In which lines of the data does the string "phones" appear? Copy every one.

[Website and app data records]
____

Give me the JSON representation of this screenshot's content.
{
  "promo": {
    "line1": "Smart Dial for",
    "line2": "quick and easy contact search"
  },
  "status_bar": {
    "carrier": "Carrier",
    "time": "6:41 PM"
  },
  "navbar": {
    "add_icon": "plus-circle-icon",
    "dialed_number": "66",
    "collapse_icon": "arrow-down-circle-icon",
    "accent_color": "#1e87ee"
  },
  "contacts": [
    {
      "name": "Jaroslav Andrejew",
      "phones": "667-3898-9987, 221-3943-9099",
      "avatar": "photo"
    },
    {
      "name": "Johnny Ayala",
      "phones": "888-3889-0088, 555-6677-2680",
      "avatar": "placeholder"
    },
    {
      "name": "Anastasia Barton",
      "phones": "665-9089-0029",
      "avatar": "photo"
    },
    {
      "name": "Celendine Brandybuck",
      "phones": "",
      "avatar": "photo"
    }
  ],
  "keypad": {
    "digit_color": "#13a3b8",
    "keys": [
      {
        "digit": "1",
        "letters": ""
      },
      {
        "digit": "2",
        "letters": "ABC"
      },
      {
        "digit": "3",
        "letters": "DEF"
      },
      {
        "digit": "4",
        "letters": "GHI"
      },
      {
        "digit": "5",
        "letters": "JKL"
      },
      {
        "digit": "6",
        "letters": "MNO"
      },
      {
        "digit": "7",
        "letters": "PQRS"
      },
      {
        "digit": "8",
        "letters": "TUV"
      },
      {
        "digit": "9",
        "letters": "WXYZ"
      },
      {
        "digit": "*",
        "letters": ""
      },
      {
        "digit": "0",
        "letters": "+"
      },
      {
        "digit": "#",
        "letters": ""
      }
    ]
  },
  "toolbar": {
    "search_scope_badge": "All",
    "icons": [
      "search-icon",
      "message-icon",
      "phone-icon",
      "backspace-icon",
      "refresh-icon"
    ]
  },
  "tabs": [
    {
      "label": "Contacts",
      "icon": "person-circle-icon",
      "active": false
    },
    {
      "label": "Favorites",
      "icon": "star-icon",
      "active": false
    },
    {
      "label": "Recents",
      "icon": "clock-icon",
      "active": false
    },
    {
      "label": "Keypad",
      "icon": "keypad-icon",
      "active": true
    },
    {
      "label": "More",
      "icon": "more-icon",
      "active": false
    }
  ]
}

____

- RESPONSE TO THE EXERCISE
      "phones": "667-3898-9987, 221-3943-9099",
      "phones": "888-3889-0088, 555-6677-2680",
      "phones": "665-9089-0029",
      "phones": "",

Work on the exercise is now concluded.